Rep. Mike Fasano's bill originally would have required doctors and pharmacists to check the now-voluntary system, which is a database that monitors who's getting prescriptions in Florida.
The idea is that doctors and pharmacists can use the Prescription Drug Monitoring Program to spot patients scheming to get too many drugs.
But doctors' groups told Rep. Ronald "Doc" Renuart, a physician and Ponte Vedra Beach Republican, that the requirement would be too onerous on busy doctors. He successfully offered an amendment last week that stripped the requirement out of the bill.
"I think it's important (but) I don't believe in mandating it," he said of the system, which takes about 30 seconds to check a patient's prescription history.

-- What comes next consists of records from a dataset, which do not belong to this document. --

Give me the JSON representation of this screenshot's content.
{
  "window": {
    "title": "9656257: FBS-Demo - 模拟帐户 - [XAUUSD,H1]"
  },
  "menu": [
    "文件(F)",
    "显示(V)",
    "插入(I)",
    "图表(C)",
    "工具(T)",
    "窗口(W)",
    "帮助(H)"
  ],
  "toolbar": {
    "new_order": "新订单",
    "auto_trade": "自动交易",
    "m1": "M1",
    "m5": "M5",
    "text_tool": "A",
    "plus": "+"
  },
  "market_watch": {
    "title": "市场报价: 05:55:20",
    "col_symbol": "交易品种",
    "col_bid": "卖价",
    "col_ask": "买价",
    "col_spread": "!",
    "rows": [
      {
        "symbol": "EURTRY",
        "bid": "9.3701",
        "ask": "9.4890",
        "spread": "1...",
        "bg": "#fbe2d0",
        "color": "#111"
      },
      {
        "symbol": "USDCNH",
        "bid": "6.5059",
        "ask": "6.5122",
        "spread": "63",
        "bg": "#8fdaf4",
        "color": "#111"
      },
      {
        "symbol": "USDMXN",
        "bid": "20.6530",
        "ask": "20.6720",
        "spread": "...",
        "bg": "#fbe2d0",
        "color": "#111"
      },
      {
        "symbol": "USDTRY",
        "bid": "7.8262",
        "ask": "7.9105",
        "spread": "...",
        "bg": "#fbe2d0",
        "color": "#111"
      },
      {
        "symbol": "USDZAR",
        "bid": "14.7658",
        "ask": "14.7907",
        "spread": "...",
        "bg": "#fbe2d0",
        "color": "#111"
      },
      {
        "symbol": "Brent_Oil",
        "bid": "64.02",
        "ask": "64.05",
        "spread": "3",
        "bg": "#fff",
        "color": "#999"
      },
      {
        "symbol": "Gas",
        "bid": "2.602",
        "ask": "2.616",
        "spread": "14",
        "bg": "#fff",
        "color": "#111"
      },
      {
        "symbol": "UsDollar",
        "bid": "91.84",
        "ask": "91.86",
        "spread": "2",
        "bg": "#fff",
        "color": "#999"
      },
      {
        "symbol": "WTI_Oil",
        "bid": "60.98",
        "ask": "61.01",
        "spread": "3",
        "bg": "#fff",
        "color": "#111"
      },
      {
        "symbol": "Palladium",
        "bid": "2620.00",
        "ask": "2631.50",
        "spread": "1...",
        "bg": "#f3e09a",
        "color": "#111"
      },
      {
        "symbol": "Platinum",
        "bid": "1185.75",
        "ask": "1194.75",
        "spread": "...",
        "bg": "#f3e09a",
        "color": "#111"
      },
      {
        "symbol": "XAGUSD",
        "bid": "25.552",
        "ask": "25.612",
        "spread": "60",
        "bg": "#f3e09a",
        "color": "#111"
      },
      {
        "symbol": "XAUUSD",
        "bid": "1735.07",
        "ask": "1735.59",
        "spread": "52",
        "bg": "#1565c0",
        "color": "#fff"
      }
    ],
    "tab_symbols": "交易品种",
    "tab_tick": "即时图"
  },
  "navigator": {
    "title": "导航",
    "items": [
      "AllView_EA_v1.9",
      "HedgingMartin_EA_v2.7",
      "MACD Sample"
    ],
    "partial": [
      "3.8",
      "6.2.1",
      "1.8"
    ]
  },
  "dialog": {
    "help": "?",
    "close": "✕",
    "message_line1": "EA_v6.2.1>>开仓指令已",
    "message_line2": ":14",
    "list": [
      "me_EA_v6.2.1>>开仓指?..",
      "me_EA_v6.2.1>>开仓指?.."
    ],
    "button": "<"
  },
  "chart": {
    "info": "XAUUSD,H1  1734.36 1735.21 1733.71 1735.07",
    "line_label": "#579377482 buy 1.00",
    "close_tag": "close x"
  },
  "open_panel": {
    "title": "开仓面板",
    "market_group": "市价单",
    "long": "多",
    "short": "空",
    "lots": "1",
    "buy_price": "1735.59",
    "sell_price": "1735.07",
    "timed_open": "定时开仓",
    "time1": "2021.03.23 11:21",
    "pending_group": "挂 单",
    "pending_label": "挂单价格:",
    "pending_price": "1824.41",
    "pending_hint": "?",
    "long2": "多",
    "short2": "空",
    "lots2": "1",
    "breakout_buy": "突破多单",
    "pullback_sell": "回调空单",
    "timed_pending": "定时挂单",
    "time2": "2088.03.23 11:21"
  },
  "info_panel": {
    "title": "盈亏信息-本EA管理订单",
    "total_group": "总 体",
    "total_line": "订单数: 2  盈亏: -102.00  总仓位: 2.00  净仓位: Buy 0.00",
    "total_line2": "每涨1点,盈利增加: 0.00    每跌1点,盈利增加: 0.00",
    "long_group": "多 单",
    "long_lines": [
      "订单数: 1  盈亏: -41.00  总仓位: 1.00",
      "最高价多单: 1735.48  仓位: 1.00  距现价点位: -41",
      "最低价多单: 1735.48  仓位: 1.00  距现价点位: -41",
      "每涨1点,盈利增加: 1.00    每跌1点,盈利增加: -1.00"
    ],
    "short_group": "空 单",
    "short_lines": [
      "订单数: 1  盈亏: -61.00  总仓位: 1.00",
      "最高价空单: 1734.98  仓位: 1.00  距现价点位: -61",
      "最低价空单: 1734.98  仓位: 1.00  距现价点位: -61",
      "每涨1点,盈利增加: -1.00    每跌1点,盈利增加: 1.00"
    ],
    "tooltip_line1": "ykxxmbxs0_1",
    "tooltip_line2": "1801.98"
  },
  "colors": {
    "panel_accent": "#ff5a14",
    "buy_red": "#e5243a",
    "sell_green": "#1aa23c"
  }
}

The House Health and Human Services committee okayed the bill (HB 831) by a 16-2 vote. The bill now goes to the House floor.
Fasano, a New Port Richey Republican and early champion of the nearly 3-year-old tracking system, said he hopes the House eventually accepts a Senate proposal that requires checking the database at least for new patients.
"People are doctor shopping, and the first line of defense is the doctor," Fasano said after the meeting.
The current version of the House bill keeps two other changes: It reduces the requirement to enter prescriptions into the database to two days from seven days and it would allow pharmaceutical companies to help fund the program.
The system, which went live in September 2011, was designed to help crack down on the "pill mills" selling mostly painkillers to drug dealers and addicts. Law enforcement officials have said the inability to track prescriptions contributed to Florida's burgeoning prescription drug abuse.
Rep. Joe Gibbons, a Hallandale Beach Democrat, said the parking lot of pill mills in Broward County once were filled with cars with Kentucky license plates. "People would come from all over because it was so easy to get prescription drugs there," he said.
Rep. Cary Pigman, an Avon Park Republican and emergency room doctor, lamented the loss of the requirement for doctors to check the database before writing prescriptions. Last weekend, he said, he wrote a painkiller prescription, only to later get a call from the pharmacist who checked the database. The patient had gotten a prescription for 100 pills the Friday before, he was told.
"I didn't take that 15 seconds I should have," he said. "We physicians … often need a kick in the pants."